Industrialized agriculture alters the seed landscape
With modern industrialized agriculture has come the concentration of these seed companies into a few conglomerates. Today ten companies sell 73 percent of all seeds. These companies produce genetically uniform hybrids designed for mass production. As a result, global food production has increased and famines have been averted, but the diversity preserved by ancient seed-saving practices has greatly diminished. The United Nations Food and Agriculture Organization estimates that since 1900, 75 percent of the varieties of agricultural crops have been lost.
The ins and outs of saving and swapping seeds
Getting started saving seeds is easy, especially if you begin with standard or heirloom varieties that are self-pollinators. These are plants that contain both male and female parts and accept their own pollen without help from insects or the wind. You don't need to isolate them from other plants to prevent them from accepting pollen from other varieties. Some common self-pollinators are tomatoes, lettuce, peas, snap beans, soybeans, lima beans, endive and escarole.
Look through your garden to select the healthiest plants and the qualities that you would like to encourage - the tastiest tomatoes, for example, or the earliest or the largest. Tag your selected plants with a stake or cord to make sure you don't mistakenly eat your prize seeds in a dinner salad.
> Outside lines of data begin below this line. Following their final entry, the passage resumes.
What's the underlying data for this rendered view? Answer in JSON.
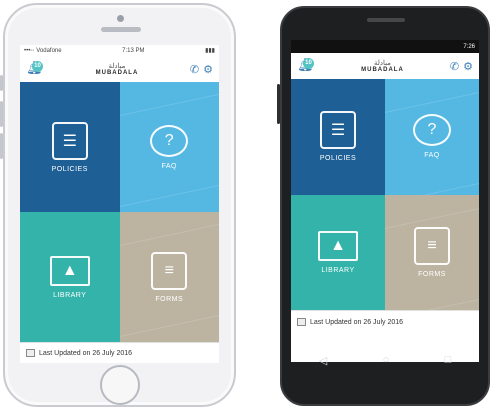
{
  "iphone": {
    "status": {
      "carrier": "•••◦◦ Vodafone",
      "time": "7:13 PM",
      "battery": "▮▮▮"
    },
    "header": {
      "badge": "10",
      "logo_ar": "مبادلة",
      "logo_en": "MUBADALA"
    },
    "tiles": {
      "policies": "POLICIES",
      "faq": "FAQ",
      "library": "LIBRARY",
      "forms": "FORMS"
    },
    "footer": "Last Updated on 26 July 2016"
  },
  "android": {
    "status": {
      "left": "",
      "time": "7:26"
    },
    "header": {
      "badge": "10",
      "logo_ar": "مبادلة",
      "logo_en": "MUBADALA"
    },
    "tiles": {
      "policies": "POLICIES",
      "faq": "FAQ",
      "library": "LIBRARY",
      "forms": "FORMS"
    },
    "footer": "Last Updated on 26 July 2016",
    "nav": {
      "back": "◁",
      "home": "○",
      "recents": "□"
    }
  },
  "icons": [
    "bell-icon",
    "phone-icon",
    "settings-icon",
    "policies-icon",
    "faq-icon",
    "library-icon",
    "forms-icon",
    "calendar-icon"
  ],
  "colors": {
    "policies": "#1e5f95",
    "faq": "#54b8e3",
    "library": "#33b3a9",
    "forms": "#bcb3a1"
  }
}
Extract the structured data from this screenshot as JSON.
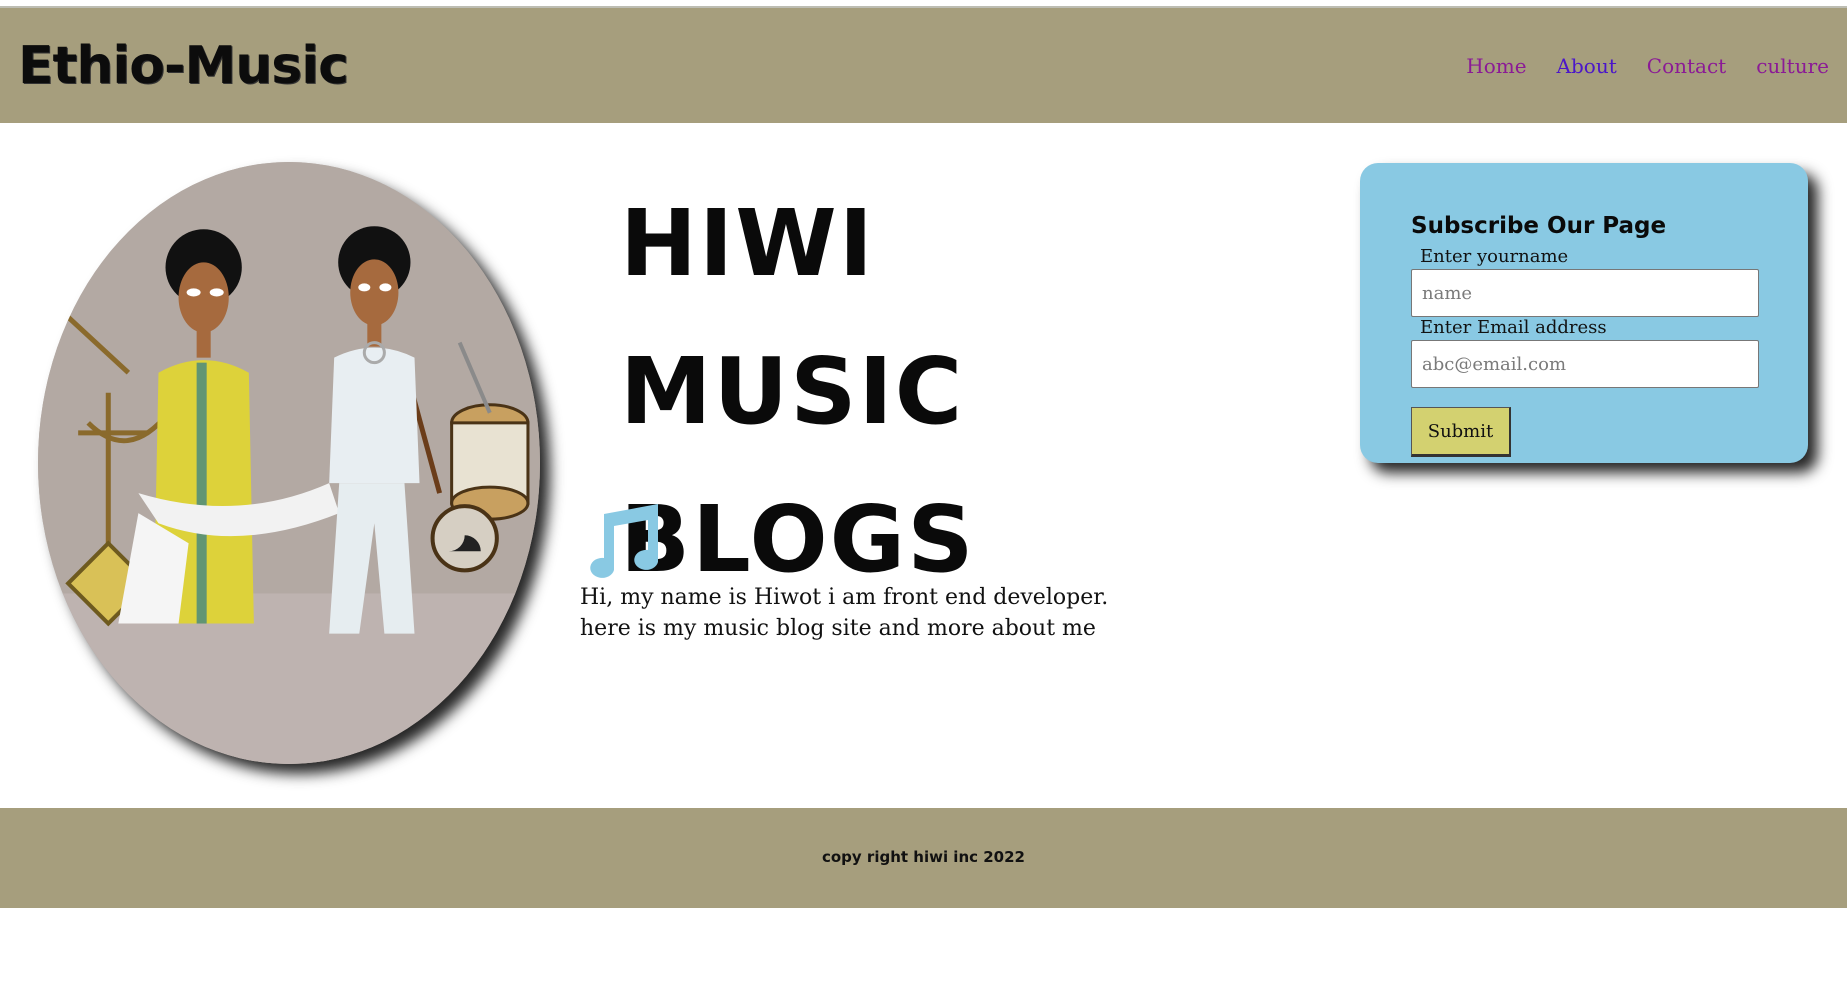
{
  "header": {
    "logo": "Ethio-Music",
    "nav": [
      {
        "label": "Home",
        "color": "#8b1a96"
      },
      {
        "label": "About",
        "color": "#4b16c9"
      },
      {
        "label": "Contact",
        "color": "#8b1a96"
      },
      {
        "label": "culture",
        "color": "#8b1a96"
      }
    ]
  },
  "hero": {
    "title_line1": "HIWI MUSIC",
    "title_line2": "BLOGS",
    "intro_line1": "Hi, my name is Hiwot i am front end developer.",
    "intro_line2": "here is my music blog site and more about me",
    "note_icon_color": "#89c9e3"
  },
  "subscribe": {
    "title": "Subscribe Our Page",
    "name_label": "Enter yourname",
    "name_placeholder": "name",
    "email_label": "Enter Email address",
    "email_placeholder": "abc@email.com",
    "submit_label": "Submit"
  },
  "footer": {
    "copyright": "copy right hiwi inc 2022"
  },
  "colors": {
    "header_bg": "#a69e7d",
    "card_bg": "#89c9e3",
    "button_bg": "#d3d170"
  }
}
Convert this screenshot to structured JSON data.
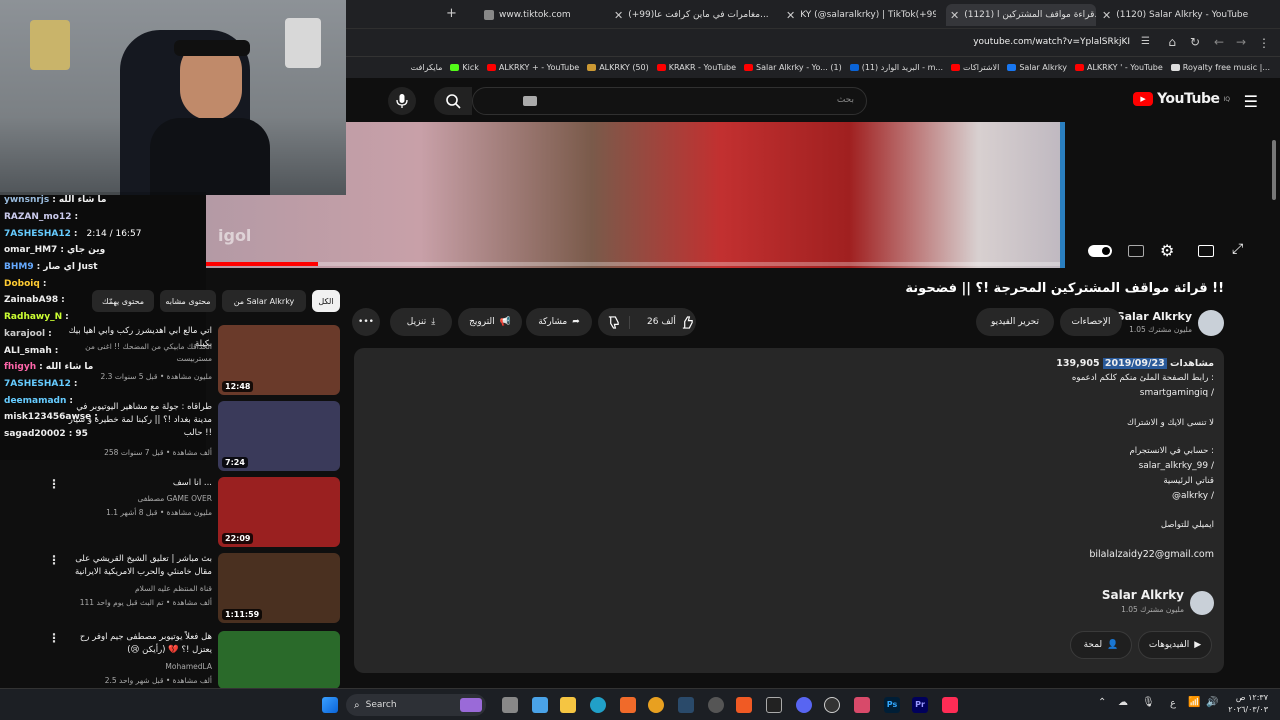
{
  "browser": {
    "tabs": [
      {
        "label": "www.tiktok.com",
        "active": false
      },
      {
        "label": "(+99)مغامرات في ماين كرافت عا...",
        "active": false
      },
      {
        "label": "KY (@salaralkrky) | TikTok(+99)",
        "active": false
      },
      {
        "label": "(1121) قراءة مواقف المشتركين ا...",
        "active": true
      },
      {
        "label": "(1120) Salar Alkrky - YouTube",
        "active": false
      }
    ],
    "url": "youtube.com/watch?v=YplalSRkjKI",
    "bookmarks": [
      "Royalty free music |...",
      "ALKRKY ' - YouTube",
      "Salar Alkrky",
      "الاشتراكات",
      "البريد الوارد (11) - m...",
      "Salar Alkrky - Yo... (1)",
      "KRAKR - YouTube",
      "ALKRKY (50)",
      "ALKRKY + - YouTube",
      "Kick",
      "مايكرافت"
    ]
  },
  "youtube": {
    "logo": "YouTube",
    "logo_sup": "IQ",
    "search_placeholder": "بحث"
  },
  "player": {
    "time": "2:14 / 16:57",
    "watermark": "igol"
  },
  "video": {
    "title": "قرائة مواقف المشتركين المحرجة !؟ || فضحونة !!",
    "channel": "Salar Alkrky",
    "subs": "1.05 مليون مشترك",
    "subscribed_label": "الإحصاءات",
    "edit_label": "تحرير الفيديو",
    "likes": "26 ألف",
    "share_label": "مشاركة",
    "promote_label": "الترويج",
    "download_label": "تنزيل"
  },
  "description": {
    "views": "139,905 مشاهدات",
    "date": "2019/09/23",
    "lines": [
      "رابط الصفحة الملئ منكم كلكم ادعموه :",
      "smartgamingiq /",
      "لا تنسى الايك و الاشتراك",
      "حسابي في الانستجرام :",
      "salar_alkrky_99 /",
      "قناتي الرئيسية",
      "@alkrky /",
      "ايميلي للتواصل",
      "bilalalzaidy22@gmail.com"
    ],
    "channel_card_name": "Salar Alkrky",
    "channel_card_subs": "1.05 مليون مشترك",
    "videos_btn": "الفيديوهات",
    "about_btn": "لمحة"
  },
  "sidebar": {
    "chips": [
      "الكل",
      "من Salar Alkrky",
      "محتوى مشابه",
      "محتوى يهمّك"
    ],
    "videos": [
      {
        "title": "اتي مالع ابي اهديشرز ركب وابي اهيا بيك بكيلة",
        "meta1": "الحداقك مابيكي من المضحك !! اغنى من مستربيست",
        "meta2": "2.3 مليون مشاهدة • قبل 5 سنوات",
        "dur": "12:48",
        "color": "#6a3a2a"
      },
      {
        "title": "طراقاه : جولة مع مشاهير اليوتيوبر في مدينة بغداد !؟ || ركبنا لمة خطيرة و سيار حالب !!",
        "meta1": "",
        "meta2": "258 ألف مشاهدة • قبل 7 سنوات",
        "dur": "7:24",
        "color": "#3a3a5a"
      },
      {
        "title": "انا اسف ...",
        "meta1": "مصطفى GAME OVER",
        "meta2": "1.1 مليون مشاهدة • قبل 8 أشهر",
        "dur": "22:09",
        "color": "#9a2020"
      },
      {
        "title": "بث مباشر | تعليق الشيخ القريشي على مقال خامنئي والحرب الامريكية الايرانية",
        "meta1": "قناة المنتظم عليه السلام",
        "meta2": "111 ألف مشاهدة • تم البث قبل يوم واحد",
        "dur": "1:11:59",
        "color": "#4a3020"
      },
      {
        "title": "هل فعلاً يوتيوبر مصطفى جيم اوفر رح يعتزل !؟ 💔 (رأيكن 😢)",
        "meta1": "MohamedLA",
        "meta2": "2.5 ألف مشاهدة • قبل شهر واحد",
        "dur": "",
        "color": "#2a6a2a"
      }
    ]
  },
  "chat": [
    {
      "user": "ywnsnrjs",
      "msg": "ما شاء الله",
      "color": "#9bd"
    },
    {
      "user": "RAZAN_mo12",
      "msg": "",
      "color": "#cce"
    },
    {
      "user": "7ASHESHA12",
      "msg": "",
      "color": "#6cf"
    },
    {
      "user": "omar_HM7",
      "msg": "وين جاي",
      "color": "#eee"
    },
    {
      "user": "BHM9",
      "msg": "اي صار Just",
      "color": "#6af"
    },
    {
      "user": "Doboiq",
      "msg": "",
      "color": "#fc3"
    },
    {
      "user": "ZainabA98",
      "msg": "",
      "color": "#eee"
    },
    {
      "user": "Radhawy_N",
      "msg": "",
      "color": "#cf3"
    },
    {
      "user": "karajool",
      "msg": "",
      "color": "#ccc"
    },
    {
      "user": "ALI_smah",
      "msg": "",
      "color": "#eee"
    },
    {
      "user": "fhigyh",
      "msg": "ما شاء الله",
      "color": "#f6a"
    },
    {
      "user": "7ASHESHA12",
      "msg": "",
      "color": "#6cf"
    },
    {
      "user": "deemamadn",
      "msg": "",
      "color": "#6cf"
    },
    {
      "user": "misk123456awse",
      "msg": "",
      "color": "#eee"
    },
    {
      "user": "sagad20002",
      "msg": "95",
      "color": "#eee"
    }
  ],
  "taskbar": {
    "search": "Search",
    "time": "١٢:٣٧ ص",
    "date": "٢٠٢٦/٠٣/٠٣",
    "lang": "ع"
  }
}
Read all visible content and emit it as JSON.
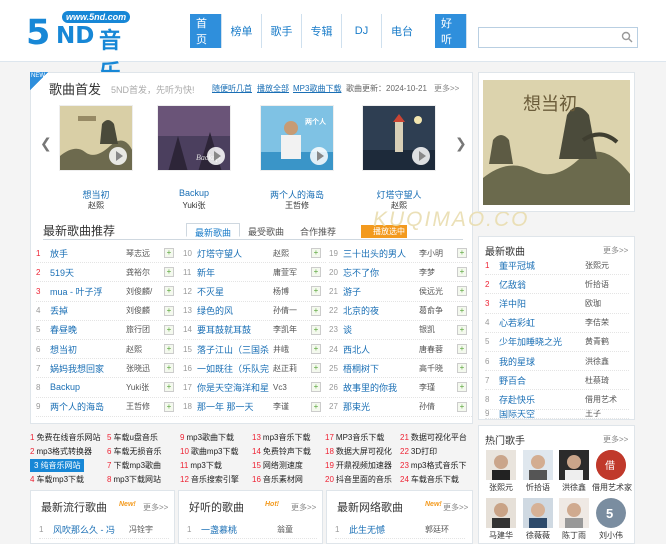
{
  "site": {
    "logo_url": "www.5nd.com",
    "logo_five": "5",
    "logo_nd": "ND",
    "logo_text": "音乐"
  },
  "nav": [
    "首页",
    "榜单",
    "歌手",
    "专辑",
    "DJ",
    "电台",
    "好听"
  ],
  "search": {
    "placeholder": ""
  },
  "first_release": {
    "badge": "NEW",
    "title": "歌曲首发",
    "subtitle": "5ND首发，先听为快!",
    "links": [
      "随便听几首",
      "播放全部",
      "MP3歌曲下载"
    ],
    "update": "歌曲更新：2024-10-21",
    "more": "更多>>",
    "cards": [
      {
        "title": "想当初",
        "artist": "赵熙"
      },
      {
        "title": "Backup",
        "artist": "Yuki张"
      },
      {
        "title": "两个人的海岛",
        "artist": "王哲修"
      },
      {
        "title": "灯塔守望人",
        "artist": "赵熙"
      }
    ]
  },
  "recommend": {
    "title": "最新歌曲推荐",
    "tabs": [
      "最新歌曲",
      "最受歌曲",
      "合作推荐"
    ],
    "play_btn": "播放选中",
    "col1": [
      {
        "n": "1",
        "t": "放手",
        "a": "琴志远"
      },
      {
        "n": "2",
        "t": "519天",
        "a": "龚裕尔"
      },
      {
        "n": "3",
        "t": "mua - 叶子浮",
        "a": "刘俊麟/"
      },
      {
        "n": "4",
        "t": "丢掉",
        "a": "刘俊麟"
      },
      {
        "n": "5",
        "t": "春昼晚",
        "a": "旅行团"
      },
      {
        "n": "6",
        "t": "想当初",
        "a": "赵熙"
      },
      {
        "n": "7",
        "t": "娲妈我想回家",
        "a": "张晓迅"
      },
      {
        "n": "8",
        "t": "Backup",
        "a": "Yuki张"
      },
      {
        "n": "9",
        "t": "两个人的海岛",
        "a": "王哲修"
      }
    ],
    "col2": [
      {
        "n": "10",
        "t": "灯塔守望人",
        "a": "赵熙"
      },
      {
        "n": "11",
        "t": "新年",
        "a": "庸萱军"
      },
      {
        "n": "12",
        "t": "不灭星",
        "a": "杨博"
      },
      {
        "n": "13",
        "t": "绿色的风",
        "a": "孙倩一"
      },
      {
        "n": "14",
        "t": "要耳鼓就耳鼓",
        "a": "李凯年"
      },
      {
        "n": "15",
        "t": "落子江山（三国杀",
        "a": "井峨"
      },
      {
        "n": "16",
        "t": "一如既往（乐队完",
        "a": "赵正莉"
      },
      {
        "n": "17",
        "t": "你是天空海洋和星",
        "a": "Vc3"
      },
      {
        "n": "18",
        "t": "那一年 那一天",
        "a": "李谨"
      }
    ],
    "col3": [
      {
        "n": "19",
        "t": "三十出头的男人",
        "a": "李小明"
      },
      {
        "n": "20",
        "t": "忘不了你",
        "a": "李梦"
      },
      {
        "n": "21",
        "t": "游子",
        "a": "侯远光"
      },
      {
        "n": "22",
        "t": "北京的夜",
        "a": "葛俞争"
      },
      {
        "n": "23",
        "t": "谈",
        "a": "银凯"
      },
      {
        "n": "24",
        "t": "西北人",
        "a": "唐春蓉"
      },
      {
        "n": "25",
        "t": "梧桐树下",
        "a": "高千晓"
      },
      {
        "n": "26",
        "t": "故事里的你我",
        "a": "李瑾"
      },
      {
        "n": "27",
        "t": "那束光",
        "a": "孙倩"
      }
    ]
  },
  "links": [
    [
      "1",
      "免费在线音乐网站"
    ],
    [
      "2",
      "mp3格式转换器"
    ],
    [
      "3",
      "纯音乐网站"
    ],
    [
      "4",
      "车载mp3下载"
    ],
    [
      "5",
      "车载u盘音乐"
    ],
    [
      "6",
      "车载无损音乐"
    ],
    [
      "7",
      "下载mp3歌曲"
    ],
    [
      "8",
      "mp3下载网站"
    ],
    [
      "9",
      "mp3歌曲下载"
    ],
    [
      "10",
      "歌曲mp3下载"
    ],
    [
      "11",
      "mp3下载"
    ],
    [
      "12",
      "音乐搜索引擎"
    ],
    [
      "13",
      "mp3音乐下载"
    ],
    [
      "14",
      "免费铃声下载"
    ],
    [
      "15",
      "网络测速度"
    ],
    [
      "16",
      "音乐素材网"
    ],
    [
      "17",
      "MP3音乐下载"
    ],
    [
      "18",
      "数据大屏可视化"
    ],
    [
      "19",
      "开鼎视频加速器"
    ],
    [
      "20",
      "抖音里面的音乐"
    ],
    [
      "21",
      "数据可视化平台"
    ],
    [
      "22",
      "3D打印"
    ],
    [
      "23",
      "mp3格式音乐下"
    ],
    [
      "24",
      "车载音乐下载"
    ]
  ],
  "bottom": {
    "latest_popular": {
      "title": "最新流行歌曲",
      "tag": "New!",
      "more": "更多>>",
      "first": {
        "n": "1",
        "t": "风吹那么久 - 冯",
        "a": "冯铨宇"
      }
    },
    "good": {
      "title": "好听的歌曲",
      "tag": "Hot!",
      "more": "更多>>",
      "first": {
        "n": "1",
        "t": "一盏慕桃",
        "a": "翁童"
      }
    },
    "network": {
      "title": "最新网络歌曲",
      "tag": "New!",
      "more": "更多>>",
      "first": {
        "n": "1",
        "t": "此生无憾",
        "a": "郭廷环"
      }
    }
  },
  "side": {
    "latest": {
      "title": "最新歌曲",
      "more": "更多>>",
      "items": [
        {
          "t": "董平冠城",
          "a": "张熙元"
        },
        {
          "t": "亿敌翁",
          "a": "忻拾语"
        },
        {
          "t": "洋中阳",
          "a": "欧珈"
        },
        {
          "t": "心若彩虹",
          "a": "李佶荣"
        },
        {
          "t": "少年加睡晓之光",
          "a": "黄青鹤"
        },
        {
          "t": "我的星球",
          "a": "洪徐鑫"
        },
        {
          "t": "野百合",
          "a": "杜蔡琦"
        },
        {
          "t": "存赴快乐",
          "a": "借用艺术"
        },
        {
          "t": "国际天空",
          "a": "王子"
        }
      ]
    },
    "hot_singers": {
      "title": "热门歌手",
      "more": "更多>>",
      "singers": [
        "张熙元",
        "忻拾语",
        "洪徐鑫",
        "借用艺术家",
        "马建华",
        "徐薇薇",
        "陈丁雨",
        "刘小伟"
      ]
    }
  },
  "watermark": "KUQIMAO.CO"
}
Avoid collecting seeds from hybrid plants. These plants are created by crossing two unrelated parents. Their seeds are sometimes sterile and do not breed true. Select plants that are open-pollinated, the traditional "heirloom" varieties that have been pollinated by natural means.
Allow the seed to mature and dry as long as possible on the plant. When the flowers and pods are faded and dry, it's time to harvest. Spread your collection in a single layer on a screen for up to a week to complete the drying process.
Seeds harvested from a dry plant should be threshed to separate the seed from their cases. You can gently crush your harvest between two pieces of cardboard to separate the seeds, then toss them in the air or pour them from one container to another near a fan to winnow away the chaff. The light casings will blow away leaving you with the seed. You can also use a sieve to separate the two.
The seeds of fleshy fruits, such as cucumber, tomatoes, squash and melons, should be scooped out, washed, and dried. Some gardeners ferment these seeds, especially those of tomatoes, before drying. It's not essential, but it helps sort out the bad seeds and helps kill diseases. If you decide to ferment, add the seeds to a little water in a jar and place in the sun. After a few days, carefully remove any moldy film, add more water and stir. The good seeds will sink to the bottom. Pour off any floating pulp and seeds, then repeat the process until all the pulp is gone. You can now drain and dry the seeds in a single layer on a screen or a paper plate.
Store your dried seeds in an airtight container in a cool place to avoid exposure to moisture and heat. Mark the container with the name of the plant, the date and any notes on color, location or size.
By saving seeds, you can develop plants in your garden while participating in an ancient tradition that preserves genetic and cultural diversity.
Growing concern about this loss has led to a grass-roots movement dedicated to seed saving and swapping. The Bay Area Seed Interchange Library (BASIL) has created a library of open-pollinated seeds that it makes available free to the public. Here in Marin, you can also visit the Fairfax Community Seed Exchange. Or visit seedsave.org, where you can find (and swap) seeds.
Original article by Marilyn Geary for the Marin IJ
Edited for the Leaflet by Marie Narlock